Noah perhaps made The Daily Show even more accessible than Stewart before him. While the sharp-suited Stewart, with his thoughtful monologues and penetrating stare always seemed to be coming from within the political establishment, albeit a progressive place therein, Noah seemed more like one of us, with his often-unkempt afro, playful high-pitched voice in contrast to Stewart’s measured pronouncements, and the ability to always look slightly confused, even when breaking down the most complex political or economic matters into bite-size, audience-friendly chunks.
It was a routine he would perfect during the pandemic, when presenting via Zoom from his very normal (give-or-take the Golden Globes) flat, in an array of very average-joe hoodies and loungewear much like the rest of us were wearing during the long days on our sofas.
Noah has taken the show more global than ever. The broadcast is registering its lowest ratings in the US since the comic took over, but this is in line with most late-night talk shows, and linear TV in general.
But with more than 10 million subscribers on YouTube, Noah can reasonably claim to leave the show with a bigger worldwide audience than ever. Audiences and broadcasters are changing, and it’s appropriate that Noah hands over to a rotating roster of hosts including Hasan Minhaj and Wanda Sykes, both of whom not only continue flying the flag for diversity on the show, but have also achieved international success on Netflix.
Local audiences, meanwhile, will be pleased to hear that OSN rethought its decision, and the current season 28 is available for catch-up on OSN+ ahead of Noah’s final farewell later tonight in the US (which is 8am UAE time).
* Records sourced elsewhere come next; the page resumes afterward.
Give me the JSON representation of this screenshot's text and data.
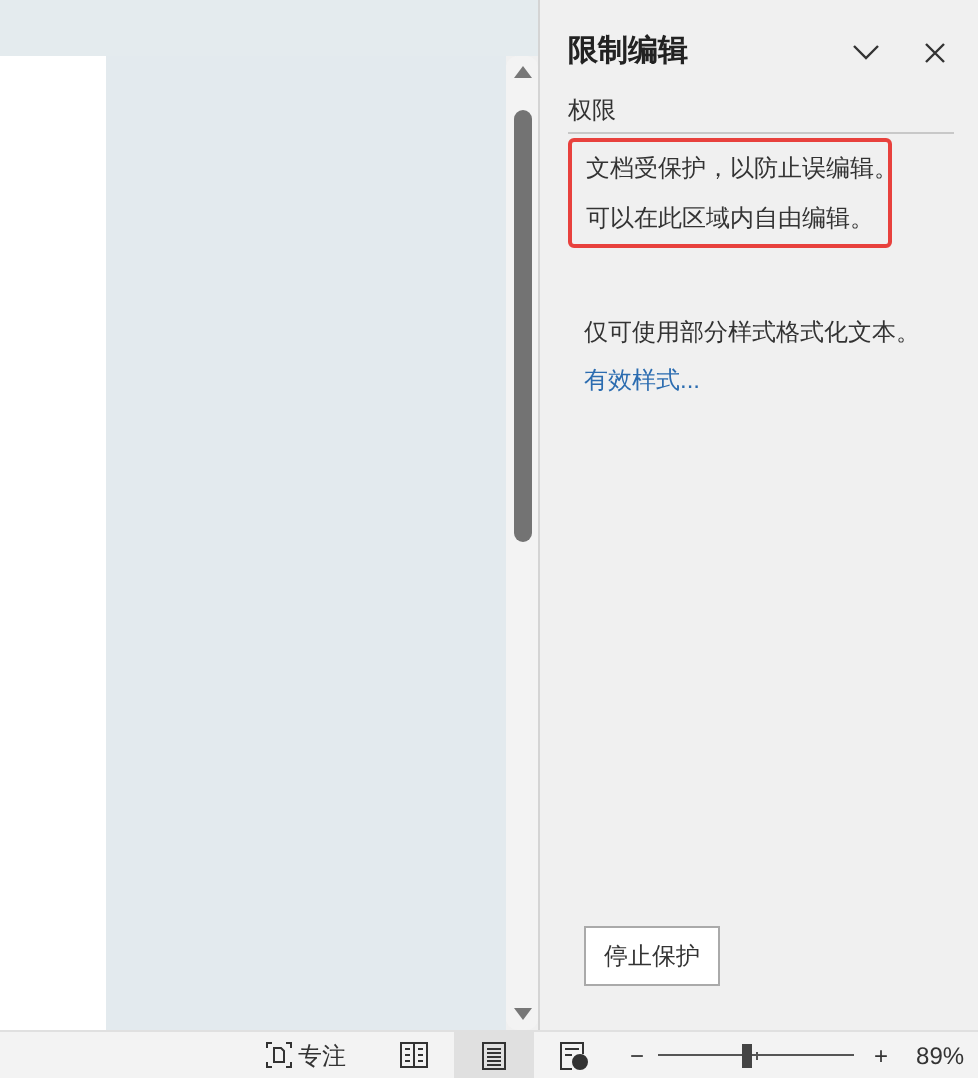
{
  "panel": {
    "title": "限制编辑",
    "section_label": "权限",
    "protection_notice": [
      "文档受保护，以防止误编辑。",
      "可以在此区域内自由编辑。"
    ],
    "formatting_note": "仅可使用部分样式格式化文本。",
    "styles_link": "有效样式...",
    "stop_button": "停止保护"
  },
  "status_bar": {
    "focus_label": "专注",
    "views": [
      {
        "kind": "read",
        "selected": false
      },
      {
        "kind": "print",
        "selected": true
      },
      {
        "kind": "web",
        "selected": false
      }
    ],
    "zoom_minus": "−",
    "zoom_plus": "+",
    "zoom": {
      "level": 0.45
    },
    "zoom_percent": "89%"
  }
}
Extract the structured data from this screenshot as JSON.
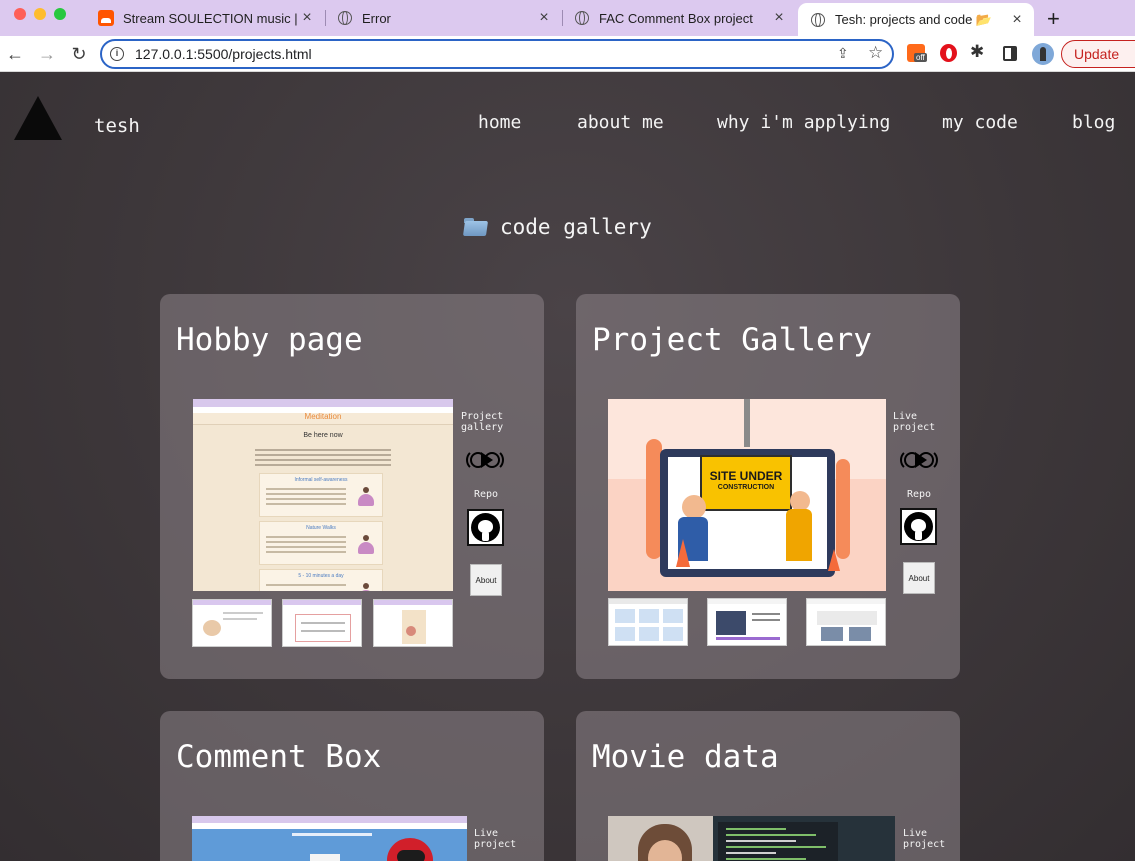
{
  "browser": {
    "tabs": [
      {
        "title": "Stream SOULECTION music | L",
        "favicon": "soundcloud-icon",
        "active": false
      },
      {
        "title": "Error",
        "favicon": "globe-icon",
        "active": false
      },
      {
        "title": "FAC Comment Box project",
        "favicon": "globe-icon",
        "active": false
      },
      {
        "title": "Tesh: projects and code 📂",
        "favicon": "globe-icon",
        "active": true
      }
    ],
    "url": "127.0.0.1:5500/projects.html",
    "update_label": "Update",
    "extension_badge": "off"
  },
  "site": {
    "brand": "tesh",
    "nav": [
      "home",
      "about me",
      "why i'm applying",
      "my code",
      "blog"
    ],
    "gallery_title": "code gallery"
  },
  "projects": [
    {
      "title": "Hobby page",
      "link_label": "Project gallery",
      "repo_label": "Repo",
      "about_label": "About",
      "preview": {
        "heading": "Meditation",
        "subheading": "Be here now",
        "sections": [
          "Informal self-awareness",
          "Nature Walks",
          "5 - 10 minutes a day"
        ]
      }
    },
    {
      "title": "Project Gallery",
      "link_label": "Live project",
      "repo_label": "Repo",
      "about_label": "About",
      "preview": {
        "sign_line1": "SITE UNDER",
        "sign_line2": "CONSTRUCTION"
      }
    },
    {
      "title": "Comment Box",
      "link_label": "Live project"
    },
    {
      "title": "Movie data",
      "link_label": "Live project"
    }
  ],
  "colors": {
    "accent_link": "#2b64c6",
    "update": "#c5221f",
    "card_bg": "#6e686c",
    "page_bg": "#3d373a"
  }
}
As for Noah, his plan is simply to “breathe”, he told the audience in Abu Dhabi. "I'm going to take my time. I'm going to appreciate what this moment in my life has been. It's been a chapter in my life."